[Entries taken from a collection]
________

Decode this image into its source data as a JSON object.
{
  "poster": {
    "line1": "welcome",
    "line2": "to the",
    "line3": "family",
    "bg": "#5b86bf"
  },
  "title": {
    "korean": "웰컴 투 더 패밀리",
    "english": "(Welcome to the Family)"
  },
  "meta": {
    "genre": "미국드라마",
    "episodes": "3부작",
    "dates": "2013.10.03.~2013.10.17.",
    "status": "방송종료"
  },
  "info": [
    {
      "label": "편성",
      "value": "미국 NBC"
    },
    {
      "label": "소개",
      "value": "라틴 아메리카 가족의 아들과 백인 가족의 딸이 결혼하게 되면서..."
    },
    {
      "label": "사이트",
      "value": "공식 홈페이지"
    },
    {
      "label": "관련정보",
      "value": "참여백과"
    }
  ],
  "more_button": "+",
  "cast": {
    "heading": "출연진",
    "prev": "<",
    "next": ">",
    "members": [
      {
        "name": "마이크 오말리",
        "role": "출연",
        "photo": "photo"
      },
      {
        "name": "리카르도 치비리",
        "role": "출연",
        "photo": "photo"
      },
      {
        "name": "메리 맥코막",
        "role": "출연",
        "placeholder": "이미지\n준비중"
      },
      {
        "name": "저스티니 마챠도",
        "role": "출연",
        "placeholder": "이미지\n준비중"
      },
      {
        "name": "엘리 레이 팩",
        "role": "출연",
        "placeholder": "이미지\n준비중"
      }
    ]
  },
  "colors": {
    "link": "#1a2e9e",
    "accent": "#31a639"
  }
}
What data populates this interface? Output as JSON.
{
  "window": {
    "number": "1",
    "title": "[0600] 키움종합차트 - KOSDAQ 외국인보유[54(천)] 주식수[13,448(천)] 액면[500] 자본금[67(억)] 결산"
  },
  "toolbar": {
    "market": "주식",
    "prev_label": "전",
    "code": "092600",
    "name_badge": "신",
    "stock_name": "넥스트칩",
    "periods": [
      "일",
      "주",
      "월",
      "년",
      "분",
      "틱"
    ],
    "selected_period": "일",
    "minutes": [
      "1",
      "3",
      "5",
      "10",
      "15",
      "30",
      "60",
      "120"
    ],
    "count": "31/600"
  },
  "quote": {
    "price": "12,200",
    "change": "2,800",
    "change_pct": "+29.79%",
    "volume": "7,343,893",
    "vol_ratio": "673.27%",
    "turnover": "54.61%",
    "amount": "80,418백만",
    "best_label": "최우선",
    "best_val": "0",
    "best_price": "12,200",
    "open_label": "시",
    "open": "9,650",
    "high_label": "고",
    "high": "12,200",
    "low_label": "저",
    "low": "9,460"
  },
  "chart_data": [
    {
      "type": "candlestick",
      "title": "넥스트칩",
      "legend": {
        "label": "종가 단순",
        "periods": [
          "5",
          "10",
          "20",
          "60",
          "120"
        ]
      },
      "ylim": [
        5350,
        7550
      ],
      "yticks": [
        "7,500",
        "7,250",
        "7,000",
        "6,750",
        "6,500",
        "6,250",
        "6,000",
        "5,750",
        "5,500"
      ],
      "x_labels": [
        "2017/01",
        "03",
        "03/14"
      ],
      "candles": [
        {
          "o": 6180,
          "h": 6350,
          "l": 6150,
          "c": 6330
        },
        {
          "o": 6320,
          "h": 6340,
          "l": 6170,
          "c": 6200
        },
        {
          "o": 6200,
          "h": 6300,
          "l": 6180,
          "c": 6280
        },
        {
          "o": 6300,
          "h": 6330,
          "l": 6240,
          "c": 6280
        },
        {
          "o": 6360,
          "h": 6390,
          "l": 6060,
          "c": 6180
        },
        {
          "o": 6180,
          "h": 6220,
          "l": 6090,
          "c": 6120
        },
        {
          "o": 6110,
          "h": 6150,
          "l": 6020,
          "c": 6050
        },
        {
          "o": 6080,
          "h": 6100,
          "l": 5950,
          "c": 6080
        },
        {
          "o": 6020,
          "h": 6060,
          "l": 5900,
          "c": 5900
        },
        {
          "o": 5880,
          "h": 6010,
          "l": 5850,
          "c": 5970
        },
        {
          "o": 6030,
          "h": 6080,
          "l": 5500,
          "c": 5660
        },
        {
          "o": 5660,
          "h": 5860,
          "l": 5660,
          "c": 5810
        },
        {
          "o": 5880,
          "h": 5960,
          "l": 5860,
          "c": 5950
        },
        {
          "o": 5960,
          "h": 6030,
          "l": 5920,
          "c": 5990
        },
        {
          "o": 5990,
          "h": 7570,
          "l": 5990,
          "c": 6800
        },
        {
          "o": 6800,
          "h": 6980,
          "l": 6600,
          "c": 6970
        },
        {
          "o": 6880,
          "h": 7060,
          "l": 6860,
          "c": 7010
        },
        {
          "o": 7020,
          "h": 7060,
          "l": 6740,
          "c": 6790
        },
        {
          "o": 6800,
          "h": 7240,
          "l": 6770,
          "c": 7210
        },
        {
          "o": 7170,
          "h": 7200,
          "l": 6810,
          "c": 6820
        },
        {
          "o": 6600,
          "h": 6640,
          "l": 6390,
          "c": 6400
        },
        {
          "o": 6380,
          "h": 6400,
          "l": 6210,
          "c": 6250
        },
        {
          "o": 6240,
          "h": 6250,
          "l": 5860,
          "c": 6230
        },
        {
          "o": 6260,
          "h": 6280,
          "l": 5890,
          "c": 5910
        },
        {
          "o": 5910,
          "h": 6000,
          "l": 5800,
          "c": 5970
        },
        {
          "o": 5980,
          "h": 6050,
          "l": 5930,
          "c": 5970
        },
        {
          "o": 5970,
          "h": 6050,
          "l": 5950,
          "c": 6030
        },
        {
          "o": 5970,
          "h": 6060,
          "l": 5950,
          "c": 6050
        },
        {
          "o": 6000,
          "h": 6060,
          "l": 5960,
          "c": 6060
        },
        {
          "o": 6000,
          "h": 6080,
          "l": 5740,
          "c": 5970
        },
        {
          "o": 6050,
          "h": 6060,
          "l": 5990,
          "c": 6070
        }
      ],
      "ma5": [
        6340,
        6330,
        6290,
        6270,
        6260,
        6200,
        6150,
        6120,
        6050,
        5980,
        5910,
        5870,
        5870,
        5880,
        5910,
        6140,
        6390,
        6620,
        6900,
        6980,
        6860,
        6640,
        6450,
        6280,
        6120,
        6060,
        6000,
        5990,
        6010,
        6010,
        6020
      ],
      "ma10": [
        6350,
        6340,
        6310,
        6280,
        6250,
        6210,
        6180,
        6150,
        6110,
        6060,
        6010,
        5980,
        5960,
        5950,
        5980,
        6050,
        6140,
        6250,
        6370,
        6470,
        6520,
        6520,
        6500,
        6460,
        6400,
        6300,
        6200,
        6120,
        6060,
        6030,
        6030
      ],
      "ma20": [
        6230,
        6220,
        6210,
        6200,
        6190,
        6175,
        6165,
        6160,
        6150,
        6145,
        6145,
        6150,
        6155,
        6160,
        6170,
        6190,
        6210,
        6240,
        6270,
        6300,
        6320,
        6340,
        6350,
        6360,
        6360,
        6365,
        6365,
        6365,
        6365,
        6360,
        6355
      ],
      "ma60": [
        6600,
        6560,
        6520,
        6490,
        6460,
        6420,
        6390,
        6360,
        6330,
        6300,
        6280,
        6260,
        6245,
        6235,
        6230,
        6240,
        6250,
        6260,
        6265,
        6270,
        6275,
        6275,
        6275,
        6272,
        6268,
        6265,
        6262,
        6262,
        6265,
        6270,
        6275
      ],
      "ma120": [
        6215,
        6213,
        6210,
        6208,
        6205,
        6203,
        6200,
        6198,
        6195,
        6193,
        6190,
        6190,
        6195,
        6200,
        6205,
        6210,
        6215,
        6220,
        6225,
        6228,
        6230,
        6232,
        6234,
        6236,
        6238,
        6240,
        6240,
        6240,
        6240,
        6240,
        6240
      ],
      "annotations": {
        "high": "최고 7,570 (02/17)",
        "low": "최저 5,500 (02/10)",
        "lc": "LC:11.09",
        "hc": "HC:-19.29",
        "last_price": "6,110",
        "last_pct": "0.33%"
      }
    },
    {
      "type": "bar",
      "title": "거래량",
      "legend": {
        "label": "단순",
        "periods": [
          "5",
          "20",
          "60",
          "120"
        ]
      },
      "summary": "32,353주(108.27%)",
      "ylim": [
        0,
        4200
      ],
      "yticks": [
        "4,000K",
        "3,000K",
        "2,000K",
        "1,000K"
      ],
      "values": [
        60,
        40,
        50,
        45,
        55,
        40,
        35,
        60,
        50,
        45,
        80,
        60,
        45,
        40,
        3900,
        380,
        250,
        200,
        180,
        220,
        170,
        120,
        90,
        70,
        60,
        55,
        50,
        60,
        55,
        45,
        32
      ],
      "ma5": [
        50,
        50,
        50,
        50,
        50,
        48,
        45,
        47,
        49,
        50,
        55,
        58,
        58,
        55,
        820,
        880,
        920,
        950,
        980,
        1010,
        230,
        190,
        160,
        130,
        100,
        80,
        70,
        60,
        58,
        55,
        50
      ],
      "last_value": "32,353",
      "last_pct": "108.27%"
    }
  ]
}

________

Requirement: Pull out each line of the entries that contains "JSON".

Answer section:
Decode this image into its source data as a JSON object.
What data populates this interface? Output as JSON.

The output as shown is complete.